Stars: Amy Schumer, Goldie Hawn, Christopher Meloni, Ike Barinholtz

Length: 90 minutes

Directed by: Jonathan Levine

Rating: R

The return of comic icon Goldie Hawn after 15 years away from the big screen teams her with current comedy superstar Amy Schumer as a mother and daughter who take a disastrous vacation to Ecuador.

While Hawn has some solid moments and there are funny turns by supporting actors, too much of the writing veers from crude to lazy and uninspired. Grade: C


Stars: Chris Pratt, Zoe Saldana, Kurt Russell, Michael Rooker

Length: 136 minutes

Directed by: James Gunn

Rating: PG-13

The sequel to the quirky 2014 superhero smash finds the ragtag band of antiheroes dealing with family issues beneath all the laughs and action, as Kurt Russell shows up as a god named Ego, claiming to be Peter Quill’s (Pratt) long-lost father. Whether his intentions are noble is a big question, Gamora (Saldana) has to contend with her evil sister as well. Punchier and funnier, the film defines swagger. Grade: A


Stars: Emma Watson, Tom Hanks, Patton Oswalt

Length: 110 minutes

Directed by: James Ponsoldt

Rating: PG-13

“The Circle” follows a young woman (Watson), who thinks she’s hit the break of a lifetime getting hired by a giant Google-like company led by a seemingly benevolent guru (Tom Hanks). She rises quickly when she offers to let a webcam be attached to her at all times, not realizing consequences are coming. Poorly paced and saddled with a truly terrible performance by Watson, this is a huge dud. Grade: D


Stars: Vin Diesel, Dwayne Johnson, Charlize Theron, Kurt Russell

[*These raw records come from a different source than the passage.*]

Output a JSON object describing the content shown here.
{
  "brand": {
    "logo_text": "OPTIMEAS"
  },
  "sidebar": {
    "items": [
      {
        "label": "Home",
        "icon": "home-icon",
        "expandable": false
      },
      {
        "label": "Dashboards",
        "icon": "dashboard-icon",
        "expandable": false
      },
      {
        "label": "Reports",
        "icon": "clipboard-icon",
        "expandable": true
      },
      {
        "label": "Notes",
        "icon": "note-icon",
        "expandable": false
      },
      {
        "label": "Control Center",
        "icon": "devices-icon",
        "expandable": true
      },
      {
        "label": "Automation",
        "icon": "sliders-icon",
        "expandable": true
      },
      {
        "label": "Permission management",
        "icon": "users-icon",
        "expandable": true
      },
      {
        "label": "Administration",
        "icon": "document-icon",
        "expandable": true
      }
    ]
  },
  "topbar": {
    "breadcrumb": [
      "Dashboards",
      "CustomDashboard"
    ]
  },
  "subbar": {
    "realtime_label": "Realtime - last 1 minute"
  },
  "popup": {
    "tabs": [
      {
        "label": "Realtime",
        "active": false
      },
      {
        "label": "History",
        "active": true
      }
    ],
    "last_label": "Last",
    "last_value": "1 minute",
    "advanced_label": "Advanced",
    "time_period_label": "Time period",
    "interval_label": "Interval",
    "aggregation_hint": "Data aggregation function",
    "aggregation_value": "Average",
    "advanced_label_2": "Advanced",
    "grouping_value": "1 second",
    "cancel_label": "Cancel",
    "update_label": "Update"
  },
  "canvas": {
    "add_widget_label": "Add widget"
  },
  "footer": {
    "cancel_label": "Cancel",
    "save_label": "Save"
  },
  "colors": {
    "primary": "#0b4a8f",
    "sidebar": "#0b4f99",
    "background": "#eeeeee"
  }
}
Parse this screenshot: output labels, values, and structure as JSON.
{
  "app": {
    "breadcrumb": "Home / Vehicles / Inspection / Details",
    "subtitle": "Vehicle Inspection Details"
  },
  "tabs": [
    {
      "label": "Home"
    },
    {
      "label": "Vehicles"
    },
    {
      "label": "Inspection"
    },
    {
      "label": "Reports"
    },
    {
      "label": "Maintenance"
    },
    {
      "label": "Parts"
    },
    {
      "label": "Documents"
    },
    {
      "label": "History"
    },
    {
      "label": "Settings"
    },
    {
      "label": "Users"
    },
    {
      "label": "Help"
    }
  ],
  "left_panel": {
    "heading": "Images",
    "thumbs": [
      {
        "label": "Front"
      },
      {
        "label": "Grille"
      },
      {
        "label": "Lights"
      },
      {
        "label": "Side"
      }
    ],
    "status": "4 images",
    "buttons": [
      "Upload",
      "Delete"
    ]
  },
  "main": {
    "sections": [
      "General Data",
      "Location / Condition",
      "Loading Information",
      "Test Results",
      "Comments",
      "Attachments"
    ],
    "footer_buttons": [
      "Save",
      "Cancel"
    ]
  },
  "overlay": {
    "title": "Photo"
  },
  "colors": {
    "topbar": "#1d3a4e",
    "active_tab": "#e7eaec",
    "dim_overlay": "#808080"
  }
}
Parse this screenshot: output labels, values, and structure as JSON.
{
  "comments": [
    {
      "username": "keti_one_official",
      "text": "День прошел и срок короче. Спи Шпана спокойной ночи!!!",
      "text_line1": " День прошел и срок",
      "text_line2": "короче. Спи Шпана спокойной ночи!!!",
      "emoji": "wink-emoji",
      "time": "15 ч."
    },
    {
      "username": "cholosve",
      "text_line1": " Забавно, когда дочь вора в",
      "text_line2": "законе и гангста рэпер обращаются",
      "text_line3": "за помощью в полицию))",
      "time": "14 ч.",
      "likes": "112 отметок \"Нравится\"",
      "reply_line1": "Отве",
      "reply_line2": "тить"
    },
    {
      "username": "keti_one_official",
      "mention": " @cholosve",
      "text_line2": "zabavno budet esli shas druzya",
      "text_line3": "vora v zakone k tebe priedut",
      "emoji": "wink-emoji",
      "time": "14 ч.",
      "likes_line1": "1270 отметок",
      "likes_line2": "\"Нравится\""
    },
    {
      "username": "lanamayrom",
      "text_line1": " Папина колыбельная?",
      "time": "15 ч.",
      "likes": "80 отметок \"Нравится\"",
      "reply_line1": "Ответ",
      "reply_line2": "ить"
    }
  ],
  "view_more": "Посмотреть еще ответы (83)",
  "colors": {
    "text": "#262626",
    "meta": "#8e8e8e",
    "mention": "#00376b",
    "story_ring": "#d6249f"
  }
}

Length: 136 minutes

Directed by: F. Gary Gray

Rating: PG-13

The eighth film in the “Fast and Furious” franchise is also the first to arrive fully without original star Paul Walker as Brian, leaving a key level of humanity out and resulting in mostly mayhem throughout. Loud and frenetic as always, the wheels are starting to come off with  a near total lapse in logic and Charlize Theron is utterly wasted in her role as this edition’s villain, a super-hacker named Cipher. Grade: D


Stars: Michael Caine, Alan Arkin, Morgan Freeman

Length: 96 minutes

Directed by: Zach Braff

Rating: PG-13

This remake of the 1979 George Burns/Art Carney heist comedy follows three lifelong friends who suddenly learn that their former employer has ended their pension fund, leading to their robbing the bank that stores the millions. A fun caper with the three Oscar-winning veteran actors displaying sterling chemistry and an underlying reminder that society needs to treat its elderly with compassion. Grade: B